**** Supplied records ****
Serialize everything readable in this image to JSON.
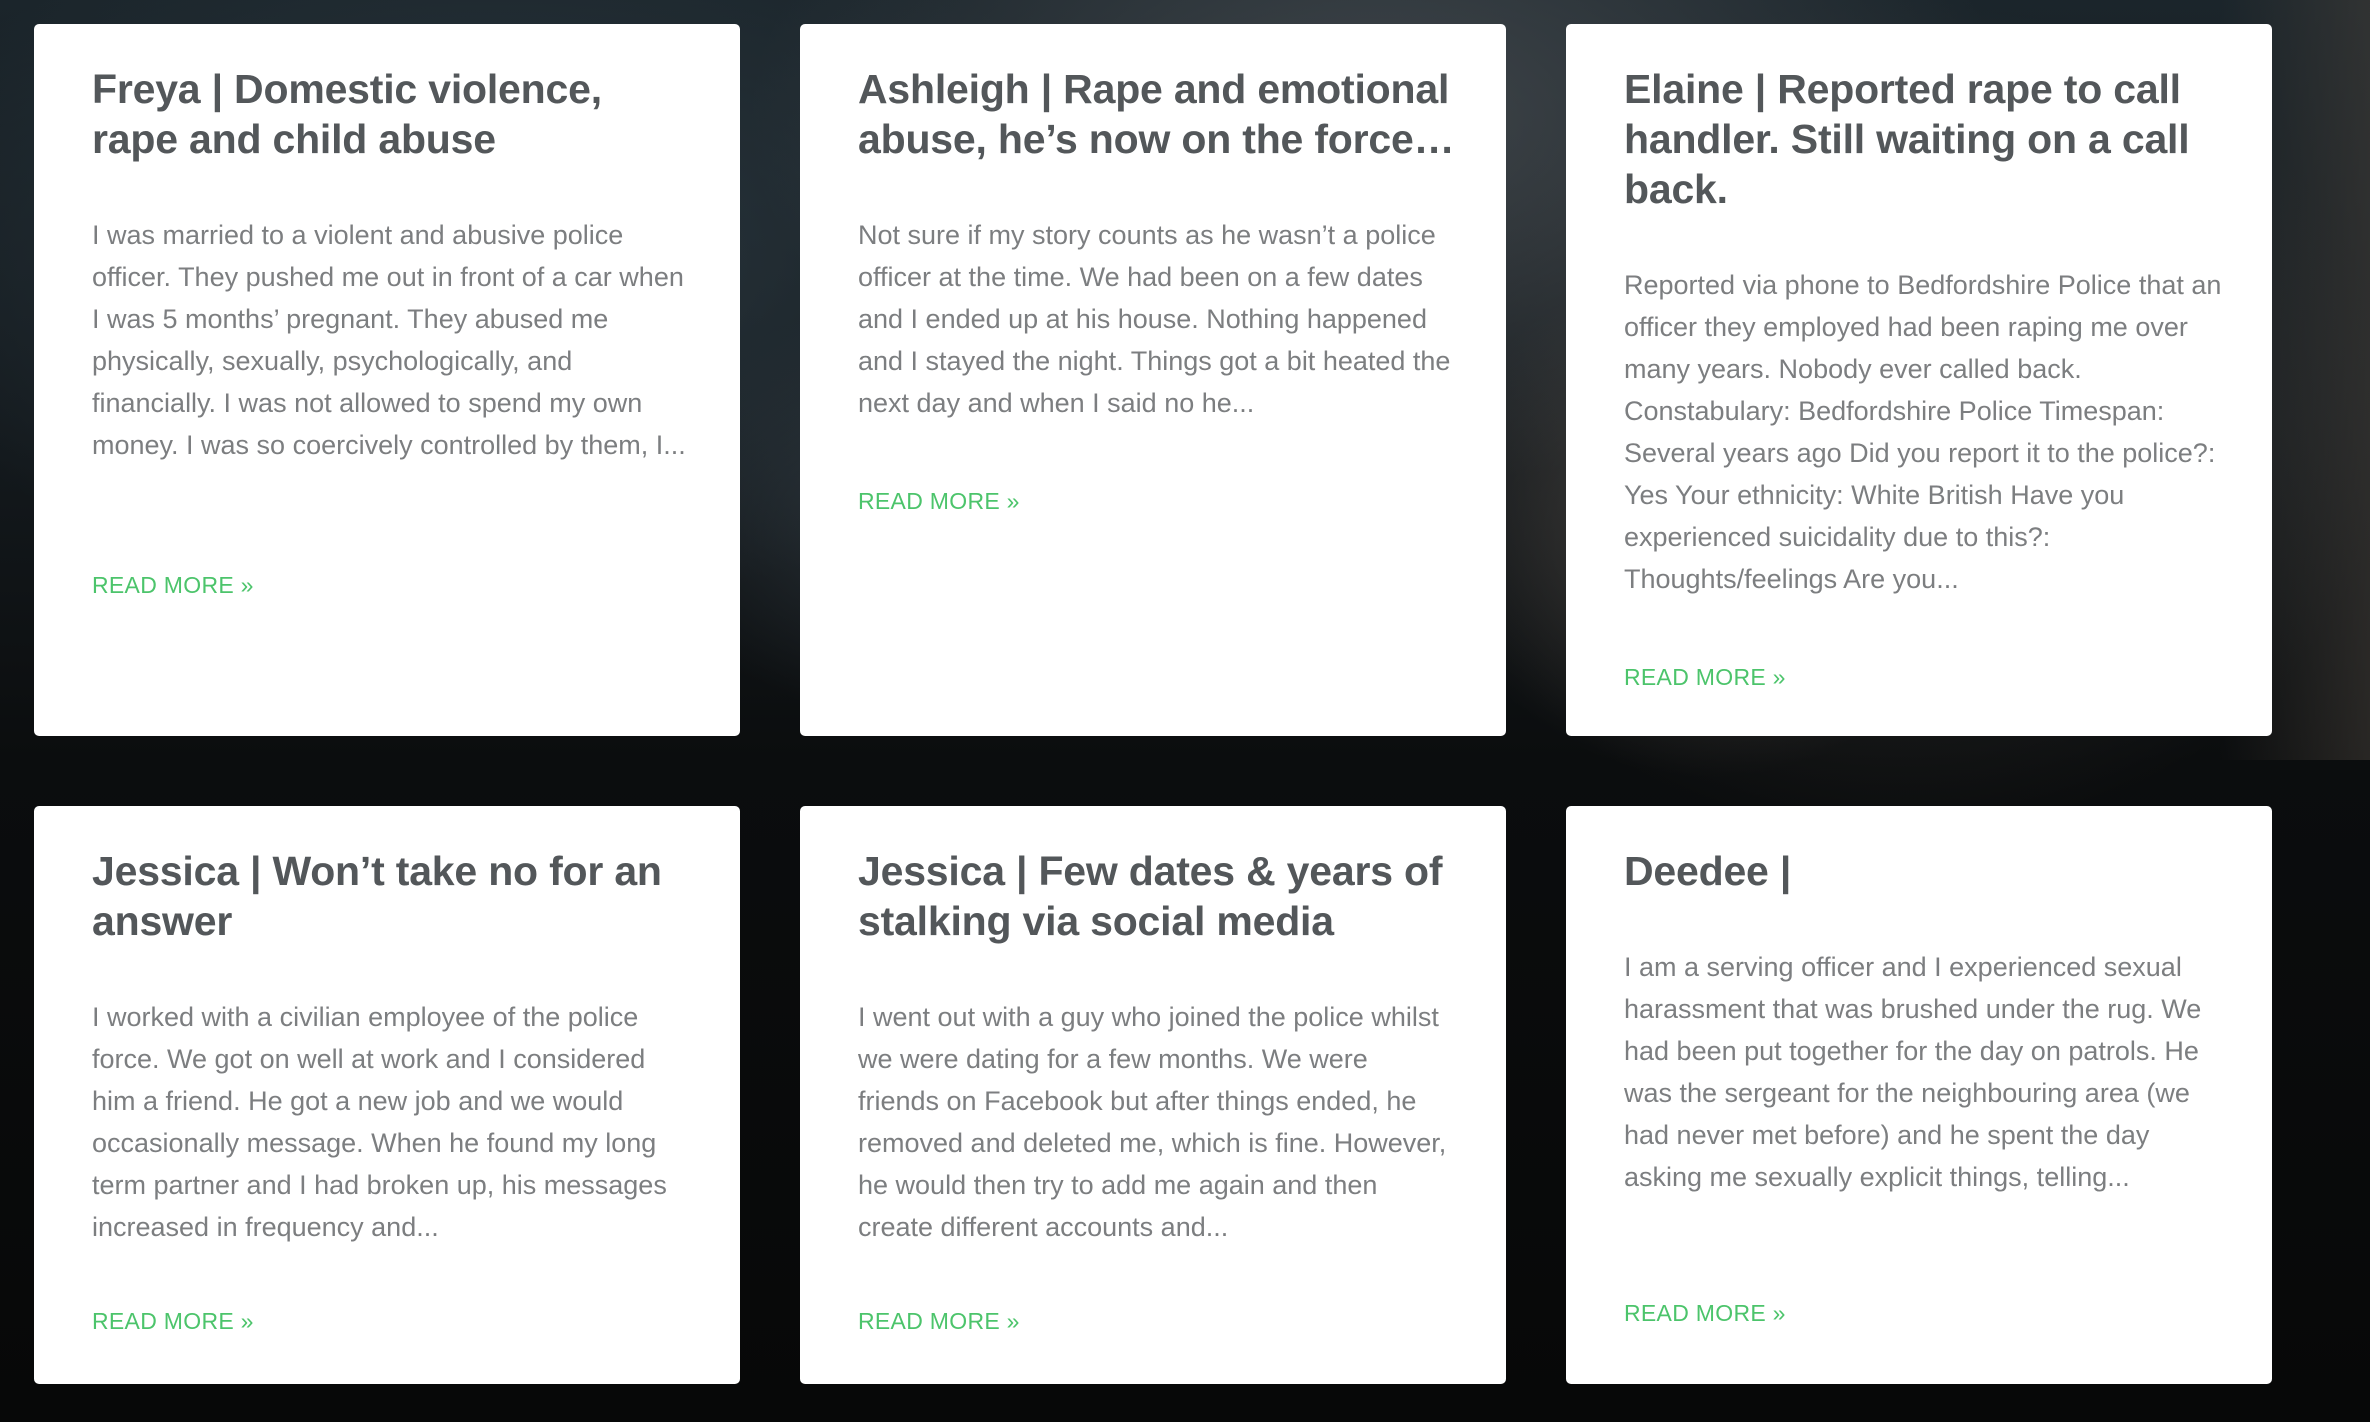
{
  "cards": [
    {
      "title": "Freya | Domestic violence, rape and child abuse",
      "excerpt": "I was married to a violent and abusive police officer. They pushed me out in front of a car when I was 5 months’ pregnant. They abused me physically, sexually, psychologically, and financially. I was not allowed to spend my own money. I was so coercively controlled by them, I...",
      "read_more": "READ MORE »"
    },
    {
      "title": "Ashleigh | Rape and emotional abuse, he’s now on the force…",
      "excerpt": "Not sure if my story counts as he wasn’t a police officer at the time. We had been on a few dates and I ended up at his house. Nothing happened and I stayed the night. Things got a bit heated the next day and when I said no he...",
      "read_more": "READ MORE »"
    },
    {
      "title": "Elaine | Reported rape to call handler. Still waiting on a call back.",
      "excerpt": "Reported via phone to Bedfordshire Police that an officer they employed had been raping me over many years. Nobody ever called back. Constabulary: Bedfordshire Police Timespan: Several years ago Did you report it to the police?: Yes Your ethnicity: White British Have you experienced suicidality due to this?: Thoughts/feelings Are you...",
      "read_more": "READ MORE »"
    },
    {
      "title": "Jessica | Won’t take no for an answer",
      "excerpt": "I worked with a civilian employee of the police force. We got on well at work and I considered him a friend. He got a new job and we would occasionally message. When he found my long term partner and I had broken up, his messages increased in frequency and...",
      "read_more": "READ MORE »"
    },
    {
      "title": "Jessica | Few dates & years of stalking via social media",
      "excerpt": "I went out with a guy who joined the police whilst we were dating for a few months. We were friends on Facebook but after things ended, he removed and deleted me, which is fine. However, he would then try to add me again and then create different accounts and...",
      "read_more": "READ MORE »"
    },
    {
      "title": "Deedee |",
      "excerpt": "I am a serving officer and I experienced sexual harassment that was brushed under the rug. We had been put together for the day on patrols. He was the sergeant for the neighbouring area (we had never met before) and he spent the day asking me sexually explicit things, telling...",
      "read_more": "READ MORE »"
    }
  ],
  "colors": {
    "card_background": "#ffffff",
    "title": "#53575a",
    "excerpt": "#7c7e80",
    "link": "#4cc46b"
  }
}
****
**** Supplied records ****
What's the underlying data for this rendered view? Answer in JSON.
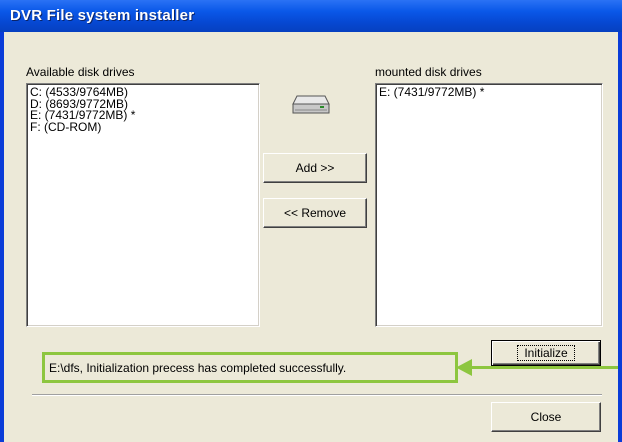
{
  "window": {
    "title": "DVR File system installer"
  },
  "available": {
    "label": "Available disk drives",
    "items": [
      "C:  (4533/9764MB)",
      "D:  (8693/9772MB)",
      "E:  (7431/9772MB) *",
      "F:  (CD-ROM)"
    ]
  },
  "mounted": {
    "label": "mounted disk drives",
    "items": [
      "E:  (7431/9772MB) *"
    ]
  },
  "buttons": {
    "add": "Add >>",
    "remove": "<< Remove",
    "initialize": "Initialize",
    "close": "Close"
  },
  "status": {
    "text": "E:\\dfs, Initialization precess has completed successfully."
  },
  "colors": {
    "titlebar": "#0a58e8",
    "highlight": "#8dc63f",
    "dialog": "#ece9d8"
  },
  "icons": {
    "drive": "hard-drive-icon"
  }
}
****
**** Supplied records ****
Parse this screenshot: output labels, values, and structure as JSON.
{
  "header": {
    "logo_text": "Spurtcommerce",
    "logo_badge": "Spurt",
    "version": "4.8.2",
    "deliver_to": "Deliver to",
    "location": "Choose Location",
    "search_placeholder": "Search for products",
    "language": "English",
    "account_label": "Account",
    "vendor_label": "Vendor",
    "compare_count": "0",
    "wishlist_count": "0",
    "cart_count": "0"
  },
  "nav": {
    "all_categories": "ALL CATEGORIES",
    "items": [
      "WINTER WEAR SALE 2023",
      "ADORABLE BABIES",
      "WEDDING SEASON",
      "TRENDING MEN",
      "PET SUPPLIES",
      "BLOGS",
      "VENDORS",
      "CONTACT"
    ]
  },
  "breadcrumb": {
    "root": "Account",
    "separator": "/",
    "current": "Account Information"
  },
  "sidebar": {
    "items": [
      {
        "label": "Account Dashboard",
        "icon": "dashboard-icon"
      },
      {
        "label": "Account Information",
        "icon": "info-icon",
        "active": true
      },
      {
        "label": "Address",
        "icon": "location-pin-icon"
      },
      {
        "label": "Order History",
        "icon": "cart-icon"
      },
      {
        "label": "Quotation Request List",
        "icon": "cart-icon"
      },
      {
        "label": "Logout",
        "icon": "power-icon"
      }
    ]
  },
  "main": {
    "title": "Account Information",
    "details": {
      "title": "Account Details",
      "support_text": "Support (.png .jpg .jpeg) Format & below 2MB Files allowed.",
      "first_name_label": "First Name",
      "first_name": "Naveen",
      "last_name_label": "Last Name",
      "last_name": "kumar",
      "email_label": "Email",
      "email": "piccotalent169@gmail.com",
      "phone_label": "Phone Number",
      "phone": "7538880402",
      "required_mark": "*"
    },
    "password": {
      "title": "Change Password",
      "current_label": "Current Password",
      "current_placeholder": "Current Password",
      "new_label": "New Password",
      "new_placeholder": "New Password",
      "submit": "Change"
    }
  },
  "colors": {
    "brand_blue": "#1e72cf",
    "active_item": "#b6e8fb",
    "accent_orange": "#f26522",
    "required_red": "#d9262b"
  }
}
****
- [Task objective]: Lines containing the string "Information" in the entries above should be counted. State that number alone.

- [Response]: 3